Meanwhile, lemon juice and vinegar rank as a 2 on that same scale, so you can glean for yourself that acidic foods are pretty mouth-puckering. However, when baking soda is added to a dish, it neutralizes those acids. That's why one of sodium bicarbonate's common uses was as a stomach antacid for many years.
For a full explanation of what pH measures and the chemical definition of acids and bases, check out the ChemWiki.
The University of Wisconsin Extension writes, "Because of its chemical makeup, baking soda has unique capabilities as a buffer. Buffering is the maintenance of a stable pH balance, or acid-alkali balance.
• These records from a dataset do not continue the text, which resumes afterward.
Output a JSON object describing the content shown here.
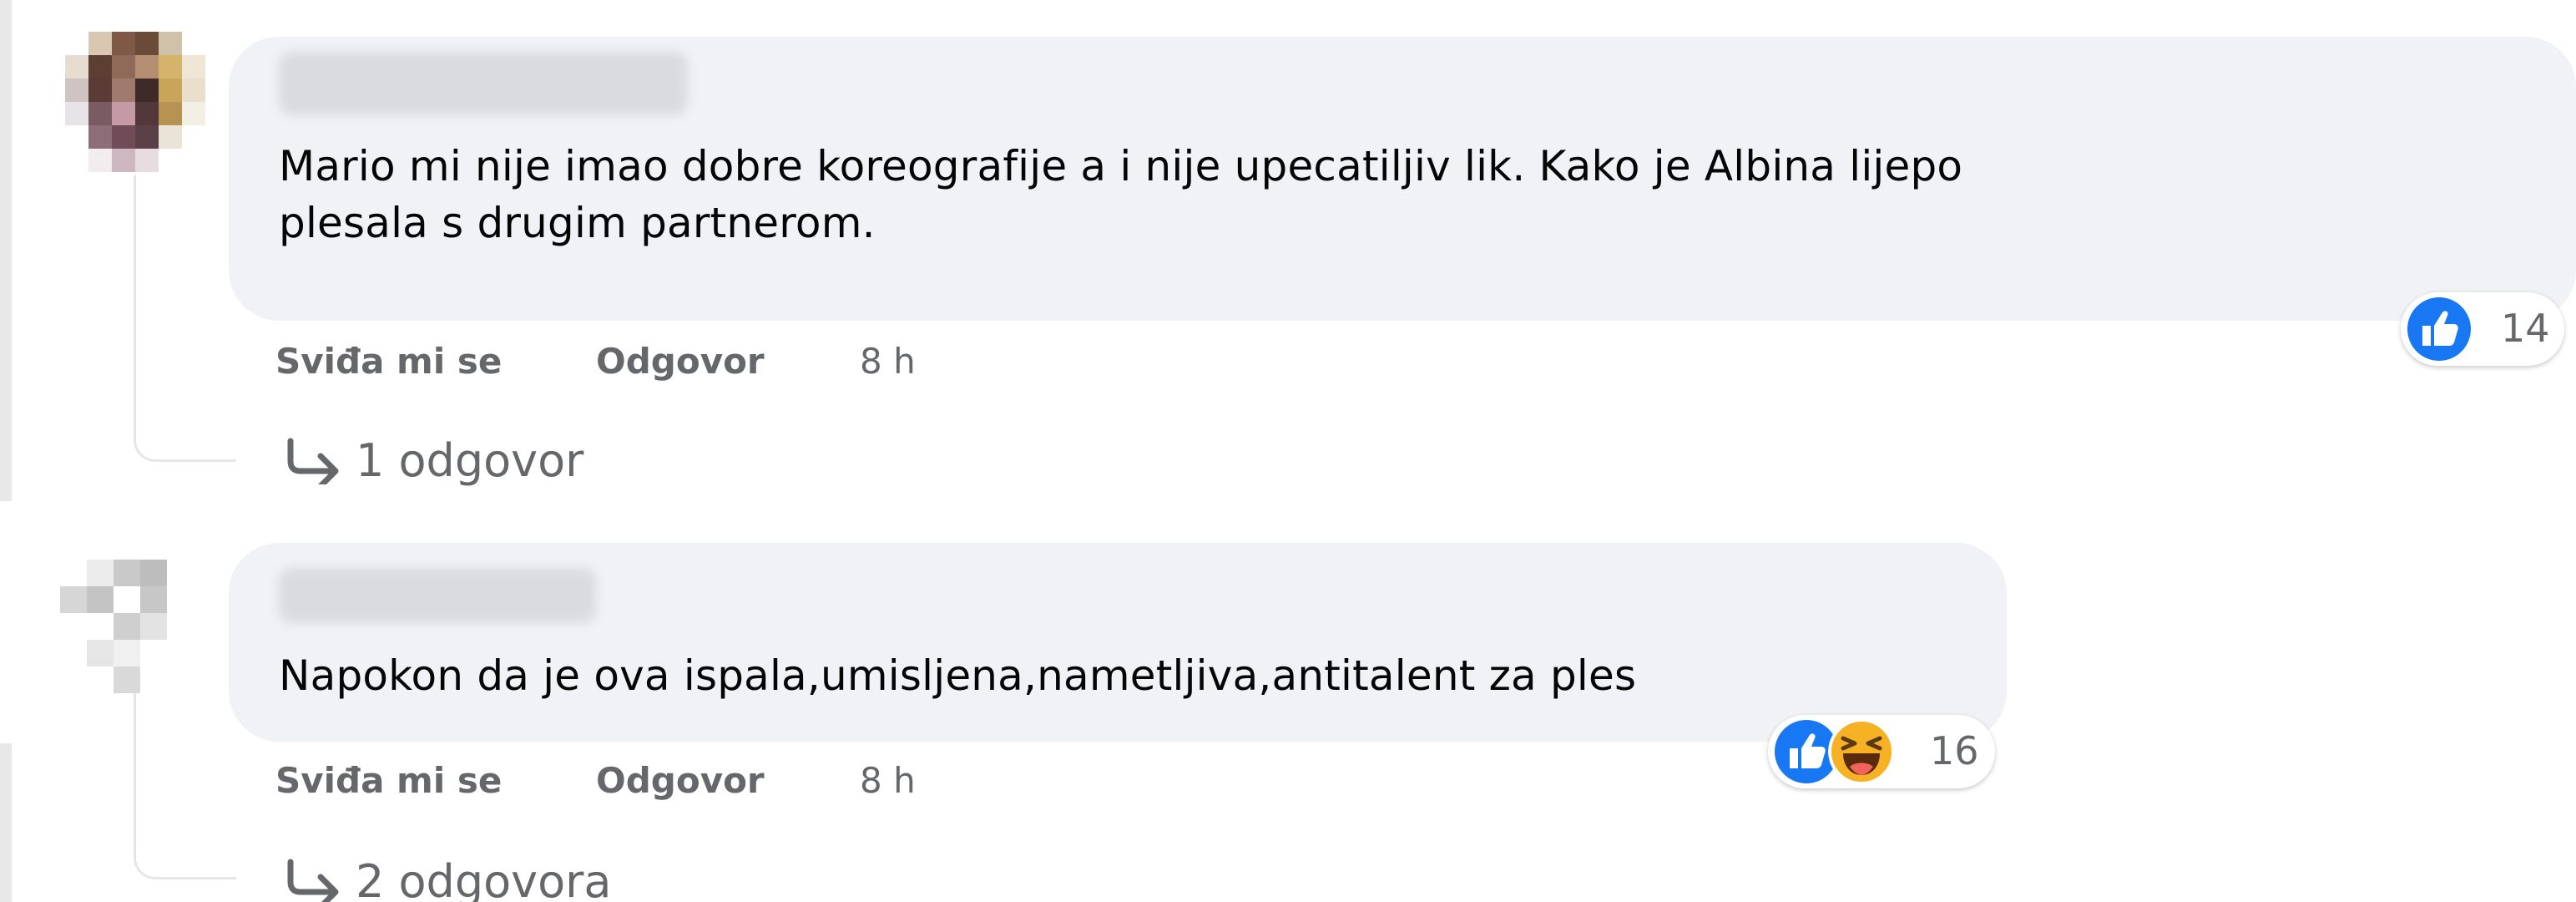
{
  "comments": [
    {
      "text": "Mario mi nije imao dobre koreografije a i nije upecatiljiv lik. Kako je Albina lijepo\nplesala s drugim partnerom.",
      "actions": {
        "like_label": "Sviđa mi se",
        "reply_label": "Odgovor",
        "time": "8 h"
      },
      "reactions": {
        "icons": [
          "like-icon"
        ],
        "count": "14"
      },
      "replies_label": "1 odgovor"
    },
    {
      "text": "Napokon da je ova ispala,umisljena,nametljiva,antitalent za ples",
      "actions": {
        "like_label": "Sviđa mi se",
        "reply_label": "Odgovor",
        "time": "8 h"
      },
      "reactions": {
        "icons": [
          "like-icon",
          "haha-icon"
        ],
        "count": "16"
      },
      "replies_label": "2 odgovora"
    }
  ],
  "colors": {
    "bubble": "#f0f2f5",
    "text": "#050505",
    "secondary_text": "#65676b",
    "like_blue": "#1877f2",
    "haha_yellow": "#f7b125"
  }
}
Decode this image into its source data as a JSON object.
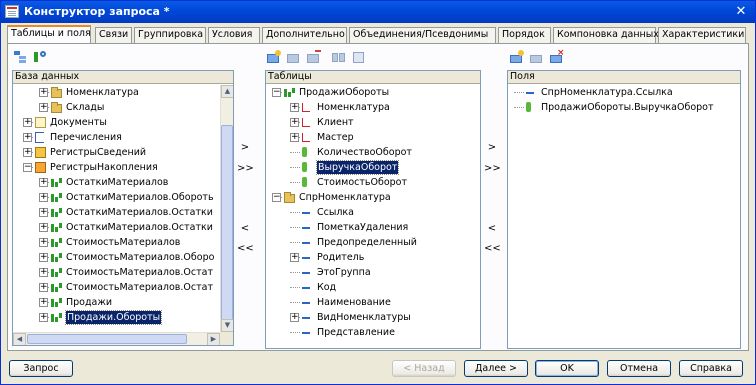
{
  "window": {
    "title": "Конструктор запроса *"
  },
  "tabs": [
    {
      "label": "Таблицы и поля",
      "active": true
    },
    {
      "label": "Связи"
    },
    {
      "label": "Группировка"
    },
    {
      "label": "Условия"
    },
    {
      "label": "Дополнительно"
    },
    {
      "label": "Объединения/Псевдонимы"
    },
    {
      "label": "Порядок"
    },
    {
      "label": "Компоновка данных"
    },
    {
      "label": "Характеристики"
    }
  ],
  "database_pane": {
    "header": "База данных",
    "rows": [
      {
        "label": "Номенклатура",
        "icon": "folder",
        "level": 2,
        "expand": "+"
      },
      {
        "label": "Склады",
        "icon": "folder",
        "level": 2,
        "expand": "+"
      },
      {
        "label": "Документы",
        "icon": "doc",
        "level": 1,
        "expand": "+"
      },
      {
        "label": "Перечисления",
        "icon": "enum",
        "level": 1,
        "expand": "+"
      },
      {
        "label": "РегистрыСведений",
        "icon": "info",
        "level": 1,
        "expand": "+"
      },
      {
        "label": "РегистрыНакопления",
        "icon": "acc",
        "level": 1,
        "expand": "-"
      },
      {
        "label": "ОстаткиМатериалов",
        "icon": "reg",
        "level": 2,
        "expand": "+"
      },
      {
        "label": "ОстаткиМатериалов.Обороть",
        "icon": "reg",
        "level": 2,
        "expand": "+"
      },
      {
        "label": "ОстаткиМатериалов.Остатки",
        "icon": "reg",
        "level": 2,
        "expand": "+"
      },
      {
        "label": "ОстаткиМатериалов.Остатки",
        "icon": "reg",
        "level": 2,
        "expand": "+"
      },
      {
        "label": "СтоимостьМатериалов",
        "icon": "reg",
        "level": 2,
        "expand": "+"
      },
      {
        "label": "СтоимостьМатериалов.Оборо",
        "icon": "reg",
        "level": 2,
        "expand": "+"
      },
      {
        "label": "СтоимостьМатериалов.Остат",
        "icon": "reg",
        "level": 2,
        "expand": "+"
      },
      {
        "label": "СтоимостьМатериалов.Остат",
        "icon": "reg",
        "level": 2,
        "expand": "+"
      },
      {
        "label": "Продажи",
        "icon": "reg",
        "level": 2,
        "expand": "+"
      },
      {
        "label": "Продажи.Обороты",
        "icon": "reg",
        "level": 2,
        "expand": "+",
        "selected": true
      }
    ]
  },
  "tables_pane": {
    "header": "Таблицы",
    "rows": [
      {
        "label": "ПродажиОбороты",
        "icon": "reg",
        "level": 1,
        "expand": "-"
      },
      {
        "label": "Номенклатура",
        "icon": "link",
        "level": 2,
        "expand": "+"
      },
      {
        "label": "Клиент",
        "icon": "link",
        "level": 2,
        "expand": "+"
      },
      {
        "label": "Мастер",
        "icon": "link",
        "level": 2,
        "expand": "+"
      },
      {
        "label": "КоличествоОборот",
        "icon": "field",
        "level": 2
      },
      {
        "label": "ВыручкаОборот",
        "icon": "field",
        "level": 2,
        "selected": true
      },
      {
        "label": "СтоимостьОборот",
        "icon": "field",
        "level": 2
      },
      {
        "label": "СпрНоменклатура",
        "icon": "folder",
        "level": 1,
        "expand": "-"
      },
      {
        "label": "Ссылка",
        "icon": "dash",
        "level": 2
      },
      {
        "label": "ПометкаУдаления",
        "icon": "dash",
        "level": 2
      },
      {
        "label": "Предопределенный",
        "icon": "dash",
        "level": 2
      },
      {
        "label": "Родитель",
        "icon": "dash",
        "level": 2,
        "expand": "+"
      },
      {
        "label": "ЭтоГруппа",
        "icon": "dash",
        "level": 2
      },
      {
        "label": "Код",
        "icon": "dash",
        "level": 2
      },
      {
        "label": "Наименование",
        "icon": "dash",
        "level": 2
      },
      {
        "label": "ВидНоменклатуры",
        "icon": "dash",
        "level": 2,
        "expand": "+"
      },
      {
        "label": "Представление",
        "icon": "dash",
        "level": 2
      }
    ]
  },
  "fields_pane": {
    "header": "Поля",
    "rows": [
      {
        "label": "СпрНоменклатура.Ссылка",
        "icon": "dash"
      },
      {
        "label": "ПродажиОбороты.ВыручкаОборот",
        "icon": "field"
      }
    ]
  },
  "move_buttons": {
    "add_one": ">",
    "add_all": ">>",
    "remove_one": "<",
    "remove_all": "<<"
  },
  "bottom_buttons": {
    "query": "Запрос",
    "back": "< Назад",
    "next": "Далее >",
    "ok": "OK",
    "cancel": "Отмена",
    "help": "Справка"
  }
}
As a buffer, baking soda tends to cause acid solutions to become more basic and to cause basic solutions to become more acid, bringing both solutions to a stable pH around 8.1 (slightly basic) on the pH scale. A buffer also resists pH change in a solution, in this case maintaining a pH of 8.1."
So, if you've added too much vinegar to a salad dressing or lemon juice to a marinade, or cooked tomatoes only to discover that they're super tart, you can add a pinch (but just a pinch—too much and you'll get a very soft, weird taste in your food) of baking soda and it should take the rough edges off the taste.
Some Redditors point out that you can try adding sugar first to a too-tart recipe (or even add a grated carrot or raisins since they're high in sugar), but in my opinion, sugar can sometimes actually bring out the flavor of something acidic unless you add a lot of it, which would just ruin your dish altogether.
Chowhound users have mixed feelings on the topic, but many of them have tried the baking soda trick and liked it.
Again, they emphasize that a very small amount is usually all it takes, and not to be surprised if you see some foaming when you add the baking soda—it's chemically reacting with the acid in your food.
The Kitchn went so far as to add several tablespoons of baking soda to rescue four gallons of chili.
Meanwhile, Dr. Gourmet (aka Dr. Timothy S. Harlan), a physician and TV commenter, says to use 1/4 teaspoon of baking soda to every cup of tomato sauce to neutralize any acid.
I experimented by adding 2 tablespoons of lemon juice to about 6 ounces of plain iced tea. I tasted it, winced, and had to drink some water. Next, I added 1/8 of a teaspoon of baking soda and stirred well. It definitely neutralized the mouth-puckering effect of too much lemon juice, and I didn't need as much honey to get the iced tea to just the right level of sweetness that it might have otherwise required.
I probably could have added more and been fine, but I played it safe instead. I say experiment and find out what works for you.